Defense rests case in Jodi Arias murder trial
By BRIAN SKOLOFF Associated Press April 16, 2013 2:18PM
Jodi Arias, right, talks to her attorney, Jennifer Wilmott during her trial at Maricopa County Superior Court in Phoenix on Wednesday, April 10, 2013. Arias is on trial for the killing Travis Alexander, in 2008. (AP Photo/The Arizona Republic, David Wallace, Pool)
PHOENIX (AP) — Defense attorneys in Jodi Arias’ murder trial rested their case Tuesday after about 2 1/2 months of testimony aimed at portraying the defendant as a victim of domestic violence who was forced to fight for her life on the day she killed her one-time boyfriend.
The trial is expected to continue at least several more weeks before jurors begin deliberations. Testimony in the trial began in early January with opening statements, followed by the prosecutor making quick work of the state’s case, concluding in less than two weeks. Defense attorneys began calling witnesses on Jan. 29.
“At this point, the defense rests,” attorney Kirk Nurmi told the judge as the day began Tuesday.
The move came a day after Arias’ attorneys sought to admit as evidence a photograph of the victim taken by Arias in the final minutes of his life. A defense expert was prepared to testify that when digitally enhanced, a figure, presumably Arias, can be seen reflected in the victim’s eyeball holding a camera, not any weapons.
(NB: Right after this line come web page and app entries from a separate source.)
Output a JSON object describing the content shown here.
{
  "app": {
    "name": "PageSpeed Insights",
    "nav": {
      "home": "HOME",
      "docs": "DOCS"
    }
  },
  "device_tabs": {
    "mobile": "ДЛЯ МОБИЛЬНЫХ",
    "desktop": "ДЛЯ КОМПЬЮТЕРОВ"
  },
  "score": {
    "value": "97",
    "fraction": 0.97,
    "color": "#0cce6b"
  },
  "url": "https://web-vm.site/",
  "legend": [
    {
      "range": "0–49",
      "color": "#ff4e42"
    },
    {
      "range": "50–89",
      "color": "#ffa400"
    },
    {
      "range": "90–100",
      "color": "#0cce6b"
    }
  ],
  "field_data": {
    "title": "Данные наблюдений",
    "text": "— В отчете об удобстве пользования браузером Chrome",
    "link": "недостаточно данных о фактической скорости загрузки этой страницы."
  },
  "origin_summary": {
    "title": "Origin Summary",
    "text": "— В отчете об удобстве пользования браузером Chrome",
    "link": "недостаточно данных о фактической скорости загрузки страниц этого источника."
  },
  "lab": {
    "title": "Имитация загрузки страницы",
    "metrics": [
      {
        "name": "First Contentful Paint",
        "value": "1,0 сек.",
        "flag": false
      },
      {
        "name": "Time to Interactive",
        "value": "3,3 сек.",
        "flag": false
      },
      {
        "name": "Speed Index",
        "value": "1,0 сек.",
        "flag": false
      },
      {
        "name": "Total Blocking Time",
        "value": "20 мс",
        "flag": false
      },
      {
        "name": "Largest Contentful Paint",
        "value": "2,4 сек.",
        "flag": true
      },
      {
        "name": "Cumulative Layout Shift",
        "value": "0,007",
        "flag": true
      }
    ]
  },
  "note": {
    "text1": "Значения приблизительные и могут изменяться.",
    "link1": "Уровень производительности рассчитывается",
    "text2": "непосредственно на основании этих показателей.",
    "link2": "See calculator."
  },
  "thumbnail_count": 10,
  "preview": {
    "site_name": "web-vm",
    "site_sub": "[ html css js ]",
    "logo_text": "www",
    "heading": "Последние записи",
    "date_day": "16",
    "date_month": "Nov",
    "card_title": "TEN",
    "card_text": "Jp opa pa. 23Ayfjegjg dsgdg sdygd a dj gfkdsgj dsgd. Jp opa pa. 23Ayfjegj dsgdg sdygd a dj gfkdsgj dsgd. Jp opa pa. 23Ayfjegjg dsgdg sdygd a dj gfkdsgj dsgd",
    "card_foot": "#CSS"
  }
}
Prosecutor Juan Martinez vigorously fought to keep the jury from hearing the testimony, but after several hours of arguments, he merely stipulated that the figure in the reflection is, indeed, holding a camera, not a gun or a knife.
Arias faces a possible death sentence if convicted of first-degree murder in the June 2008 killing of Travis Alexander in his suburban Phoenix home.
Authorities say she planned the attack in a jealous rage. Arias initially denied involvement then blamed it on two masked intruders. Two years after her arrest, she said it was self-defense.
Arias testified that she was taking provocative pictures of Alexander in the shower when she dropped his camera and he became enraged, forcing her to defend herself.
Alexander suffered nearly 30 knife wounds, was shot in the head and had his throat slit. Arias’ palm print was found in blood at the scene, along with nude photos of her and the victim from the day of the killing.
Arias said she recalls Alexander attacking her in a fury. She said she ran into his closet to retrieve a gun he kept on a shelf and fired in self-defense but has no memory of stabbing him.
She acknowledged trying to clean the scene, dumping the gun in the desert and working on an alibi to avoid suspicion.
Arias’ grandparents reported a .25-caliber handgun stolen from their Northern California home about a week before Alexander’s death — the same caliber used to shoot him — but Arias said she didn’t take it. Authorities believe she brought it with her to kill the victim.
Later Tuesday, Martinez began calling rebuttal witnesses starting with a state-hired clinical psychologist who evaluated Arias, as the prosecutor works to discredit two key defense witnesses — one who diagnosed Arias with post-traumatic stress disorder and amnesia and another who said the defendant suffers from battered woman’s syndrome.
Martinez accused both defense witnesses of shoddy work, and of basing their opinions on biased findings after forming relationships with Arias.
Arizona clinical psychologist Janeen DeMarte first addressed the more than 40 hours the defense’s domestic violence witness — psychotherapist Alyce LaViolette — spent interviewing Arias in jail, explaining that amount of time was extreme to come to a definitive diagnosis.
“It becomes therapeutic,” DeMarte explained, adding that such a relationship could skew findings. She said that amount of time would only be needed for those “who weren’t very good” at their jobs.
Martinez then worked to the attack the credibility of another key defense witness, psychologist Richard Samuels, who diagnosed Arias with amnesia and PTSD.
DeMarte explained how Arias’ responses to certain questions on tests administered by Samuels to reach his diagnoses were untruthful, meaning the conclusions by Samuels would be invalid.
DeMarte later said it was merely “other evidence that Ms. Arias decided to lie...”
She was immediately cut off by a defense objection, which the judge sustained and questioning moved in a different direction.
Throughout the more than three months of testimony, both sides have presented dueling portraits of Alexander — that of a man who feared for his life and had been trying to distance himself from Arias as he sought out other relationships and a manipulative, abusive liar who physically attacked the defendant on numerous occasions, the last being the day of the killing.
The prosecutor and defense attorneys also have presented conflicting portraits of Arias, as the defense works to show she’s a domestic abuse victim who was forced to fight for her life while prosecutors say she was a scorned lover who planned Alexander’s killing.
Brian Skoloff can be followed at https://twitter.com/bskoloff